Aim of the exercise: A single number is the required answer: the count of lines in the listing below that hold the string "question".
·····
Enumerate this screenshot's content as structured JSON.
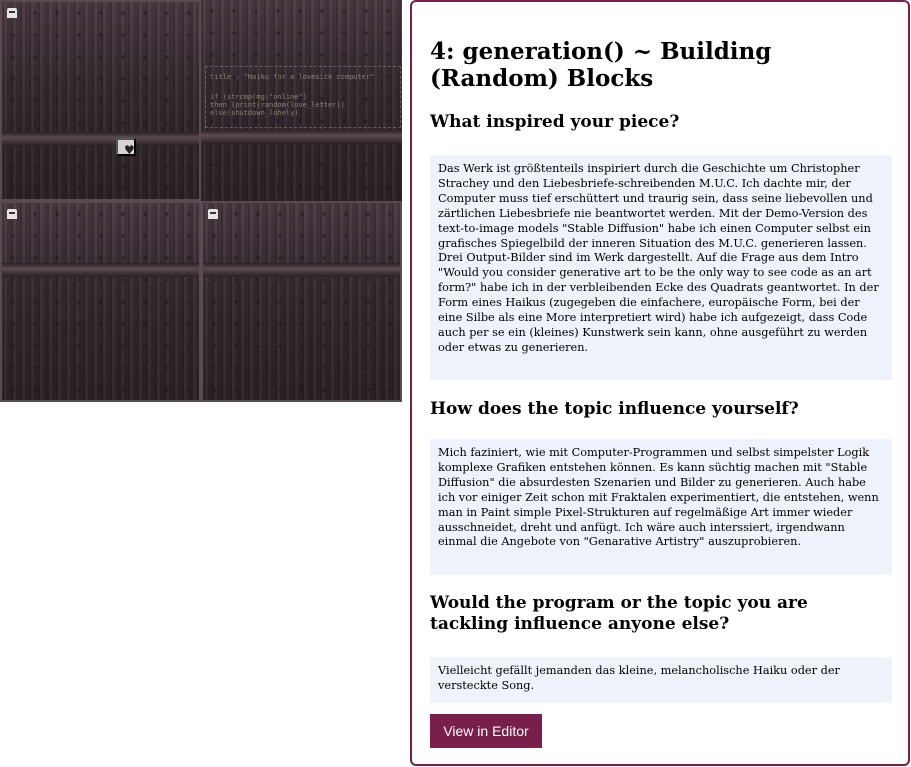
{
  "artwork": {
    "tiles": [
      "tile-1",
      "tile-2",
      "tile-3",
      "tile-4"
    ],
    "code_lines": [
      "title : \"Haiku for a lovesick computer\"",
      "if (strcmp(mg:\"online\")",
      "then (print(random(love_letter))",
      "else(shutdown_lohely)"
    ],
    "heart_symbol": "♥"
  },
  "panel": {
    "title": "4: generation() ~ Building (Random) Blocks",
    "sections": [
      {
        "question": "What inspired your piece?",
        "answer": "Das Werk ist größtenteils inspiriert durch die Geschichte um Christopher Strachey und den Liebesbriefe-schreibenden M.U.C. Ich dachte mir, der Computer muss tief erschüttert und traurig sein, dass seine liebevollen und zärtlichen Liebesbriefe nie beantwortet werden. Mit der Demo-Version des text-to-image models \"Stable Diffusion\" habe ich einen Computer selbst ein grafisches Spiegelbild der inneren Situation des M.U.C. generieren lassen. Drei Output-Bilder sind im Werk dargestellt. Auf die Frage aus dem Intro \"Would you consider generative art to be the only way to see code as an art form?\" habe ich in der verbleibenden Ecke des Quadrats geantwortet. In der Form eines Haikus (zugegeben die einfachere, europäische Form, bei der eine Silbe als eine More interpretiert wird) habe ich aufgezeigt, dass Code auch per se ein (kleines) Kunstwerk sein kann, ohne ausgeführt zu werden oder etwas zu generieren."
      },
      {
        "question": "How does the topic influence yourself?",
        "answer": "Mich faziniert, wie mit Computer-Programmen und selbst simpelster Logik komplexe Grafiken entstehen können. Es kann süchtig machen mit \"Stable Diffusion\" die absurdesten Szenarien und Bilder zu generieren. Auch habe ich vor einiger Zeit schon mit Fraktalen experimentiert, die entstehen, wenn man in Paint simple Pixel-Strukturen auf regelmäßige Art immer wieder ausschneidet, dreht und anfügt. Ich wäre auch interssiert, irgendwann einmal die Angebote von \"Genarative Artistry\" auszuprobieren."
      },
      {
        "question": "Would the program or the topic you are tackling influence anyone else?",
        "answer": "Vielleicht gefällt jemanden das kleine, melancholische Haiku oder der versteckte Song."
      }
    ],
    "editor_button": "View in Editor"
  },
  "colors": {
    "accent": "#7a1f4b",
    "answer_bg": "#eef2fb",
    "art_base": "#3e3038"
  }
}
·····
Task response: 3